A Father Gone, A Brother In Prison
Moataz Matar started a social media campaign to draw attention to the plight of his brother, who was jailed in retaliation for Matar’s journalism. Cairo responded by raiding their mother’s home and arresting two other siblings. Since 2015, when Matar was sentenced in absentia to 10 years in prison on anti-state charges, authorities repeatedly harassed his family.
Turkey I fled Egypt following President Abdel-Fattah el-Sissi coming to power in 2013. Security forces repeatedly arrested my father, Alawi Matar, and four brothers.
My brother Montaser, who was detained for several days in 2016, fled Egypt after his release.
Journalists who've reported on repressive regimes sometimes have no choice but to flee for their safety. But exile is no shield for loved ones back home. The threat of family reprisals puts journalists in a fraught corner. Here, they tell their stories:
Press Freedom Editor
In 2017, my father and two other brothers, Moaz and Muhannad, were arrested for 10 days.
My father was a well-known football player and coach in Egypt for the professional Cairo club al-Ahly SC. After he was released from prison, he was fired.
My father loved his profession so much. He couldn’t handle the loss of his job and passed away in October 2017.
From Egypt to Turkey
My younger brother, Moaz, was arrested again in Cairo in 2018. Our family didn’t know his whereabouts for six months. He remains in custody.
I started a campaign on social media – “You are not alone” – to shed light on his case and what detainees go through. One week later, in March 2019, security forces raided my 67-year-old mother’s house. They arrested my brothers Mo’tasem and Muhannad, along with their wives and four children. The wives and children were released after few hours, but my brothers remain in prison. No one knew their whereabouts till later in 2019, when they were taken to a court in Cairo.
The scale of the crackdown on Egyptian journalists and dissidents is getting worse, especially when authorities resort to arresting family members and relatives.
Editor’s note: As part of its pandemic restrictions, Egypt barred visitors from prisoners.
After the spread of the coronavirus, visiting my brothers became almost impossible, and the families of the detainees don’t know much about family members in prison.*

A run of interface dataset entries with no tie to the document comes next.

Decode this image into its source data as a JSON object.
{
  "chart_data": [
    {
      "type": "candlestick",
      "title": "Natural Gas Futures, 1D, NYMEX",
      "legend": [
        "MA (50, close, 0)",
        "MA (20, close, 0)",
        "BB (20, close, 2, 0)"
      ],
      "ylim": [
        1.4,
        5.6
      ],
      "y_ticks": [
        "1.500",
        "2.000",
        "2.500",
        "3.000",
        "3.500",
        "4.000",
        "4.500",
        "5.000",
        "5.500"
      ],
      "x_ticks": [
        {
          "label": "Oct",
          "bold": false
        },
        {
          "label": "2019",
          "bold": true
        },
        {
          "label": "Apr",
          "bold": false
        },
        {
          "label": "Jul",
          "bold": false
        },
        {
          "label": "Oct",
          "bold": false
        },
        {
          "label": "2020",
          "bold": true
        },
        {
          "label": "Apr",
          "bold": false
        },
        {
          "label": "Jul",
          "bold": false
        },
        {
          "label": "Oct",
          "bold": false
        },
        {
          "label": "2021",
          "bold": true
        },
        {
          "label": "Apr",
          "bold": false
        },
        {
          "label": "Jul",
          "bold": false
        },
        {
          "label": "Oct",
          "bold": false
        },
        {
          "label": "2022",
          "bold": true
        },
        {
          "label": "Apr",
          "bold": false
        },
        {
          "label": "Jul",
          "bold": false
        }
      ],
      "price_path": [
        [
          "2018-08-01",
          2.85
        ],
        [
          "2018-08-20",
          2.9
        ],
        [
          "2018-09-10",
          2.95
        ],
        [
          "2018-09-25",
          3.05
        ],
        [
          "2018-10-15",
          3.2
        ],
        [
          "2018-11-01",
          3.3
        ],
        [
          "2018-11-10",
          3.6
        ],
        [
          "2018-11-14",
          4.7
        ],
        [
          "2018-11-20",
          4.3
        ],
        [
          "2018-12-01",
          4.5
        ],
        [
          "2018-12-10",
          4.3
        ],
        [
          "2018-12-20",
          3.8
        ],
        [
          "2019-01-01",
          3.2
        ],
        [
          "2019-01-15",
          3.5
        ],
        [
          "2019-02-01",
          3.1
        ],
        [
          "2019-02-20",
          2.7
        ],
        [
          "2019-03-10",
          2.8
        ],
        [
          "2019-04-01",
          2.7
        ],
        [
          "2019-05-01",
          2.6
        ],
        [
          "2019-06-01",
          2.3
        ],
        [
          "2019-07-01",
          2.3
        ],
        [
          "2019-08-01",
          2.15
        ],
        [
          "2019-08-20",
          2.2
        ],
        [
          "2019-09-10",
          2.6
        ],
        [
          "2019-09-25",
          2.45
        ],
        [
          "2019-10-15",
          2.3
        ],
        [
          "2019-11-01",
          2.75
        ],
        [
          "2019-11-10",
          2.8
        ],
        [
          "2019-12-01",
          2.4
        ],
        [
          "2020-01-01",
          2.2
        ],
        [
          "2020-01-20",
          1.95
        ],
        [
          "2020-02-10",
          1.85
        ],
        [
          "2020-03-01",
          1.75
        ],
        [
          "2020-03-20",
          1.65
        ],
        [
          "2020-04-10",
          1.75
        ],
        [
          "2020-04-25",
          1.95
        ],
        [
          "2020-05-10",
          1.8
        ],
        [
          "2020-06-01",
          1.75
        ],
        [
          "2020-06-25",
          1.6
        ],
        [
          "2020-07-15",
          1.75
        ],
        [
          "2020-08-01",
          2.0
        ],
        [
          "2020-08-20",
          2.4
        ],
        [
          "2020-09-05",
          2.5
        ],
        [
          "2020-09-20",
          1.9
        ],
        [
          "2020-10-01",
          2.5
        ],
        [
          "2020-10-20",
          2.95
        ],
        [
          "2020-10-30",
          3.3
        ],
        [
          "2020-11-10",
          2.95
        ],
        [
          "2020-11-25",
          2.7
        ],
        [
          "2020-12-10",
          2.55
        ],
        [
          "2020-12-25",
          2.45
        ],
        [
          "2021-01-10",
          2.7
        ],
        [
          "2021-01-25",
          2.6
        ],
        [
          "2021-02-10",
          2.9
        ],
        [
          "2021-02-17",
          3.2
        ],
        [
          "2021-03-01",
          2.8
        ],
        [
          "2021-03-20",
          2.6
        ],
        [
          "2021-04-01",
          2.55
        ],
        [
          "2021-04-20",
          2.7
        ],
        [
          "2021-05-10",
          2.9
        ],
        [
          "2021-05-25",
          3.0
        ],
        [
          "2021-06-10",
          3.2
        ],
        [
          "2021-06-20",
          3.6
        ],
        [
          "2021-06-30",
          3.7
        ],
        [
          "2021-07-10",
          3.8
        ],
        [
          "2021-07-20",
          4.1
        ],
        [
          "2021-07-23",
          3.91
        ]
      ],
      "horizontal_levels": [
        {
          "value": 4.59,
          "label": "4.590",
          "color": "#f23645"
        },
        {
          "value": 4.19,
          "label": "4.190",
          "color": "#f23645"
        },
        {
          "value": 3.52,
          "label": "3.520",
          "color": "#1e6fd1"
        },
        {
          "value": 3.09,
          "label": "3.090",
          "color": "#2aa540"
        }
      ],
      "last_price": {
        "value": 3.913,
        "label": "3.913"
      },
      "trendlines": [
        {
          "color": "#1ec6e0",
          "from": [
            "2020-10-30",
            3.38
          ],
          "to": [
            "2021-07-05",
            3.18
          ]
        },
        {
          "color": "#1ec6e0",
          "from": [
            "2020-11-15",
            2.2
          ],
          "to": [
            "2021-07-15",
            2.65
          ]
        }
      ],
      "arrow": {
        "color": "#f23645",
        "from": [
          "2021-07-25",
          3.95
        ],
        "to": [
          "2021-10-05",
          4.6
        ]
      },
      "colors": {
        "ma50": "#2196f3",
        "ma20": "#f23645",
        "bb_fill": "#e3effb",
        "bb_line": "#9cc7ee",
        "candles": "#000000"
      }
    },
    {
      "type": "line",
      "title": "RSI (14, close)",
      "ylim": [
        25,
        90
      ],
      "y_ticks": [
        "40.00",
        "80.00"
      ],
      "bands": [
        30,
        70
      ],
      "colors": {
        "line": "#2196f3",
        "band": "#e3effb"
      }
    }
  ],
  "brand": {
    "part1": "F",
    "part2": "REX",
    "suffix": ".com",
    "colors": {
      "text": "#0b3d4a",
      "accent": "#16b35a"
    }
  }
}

I worry about my mother and sister, and my brothers’ wives and children. The men in the family either fled Egypt, are in prison, or, in my father’s case, died from a broken heart.
This interview has been edited for length and clarity.
Egypt’s Foreign Ministry did not respond to VOA’s request for comment.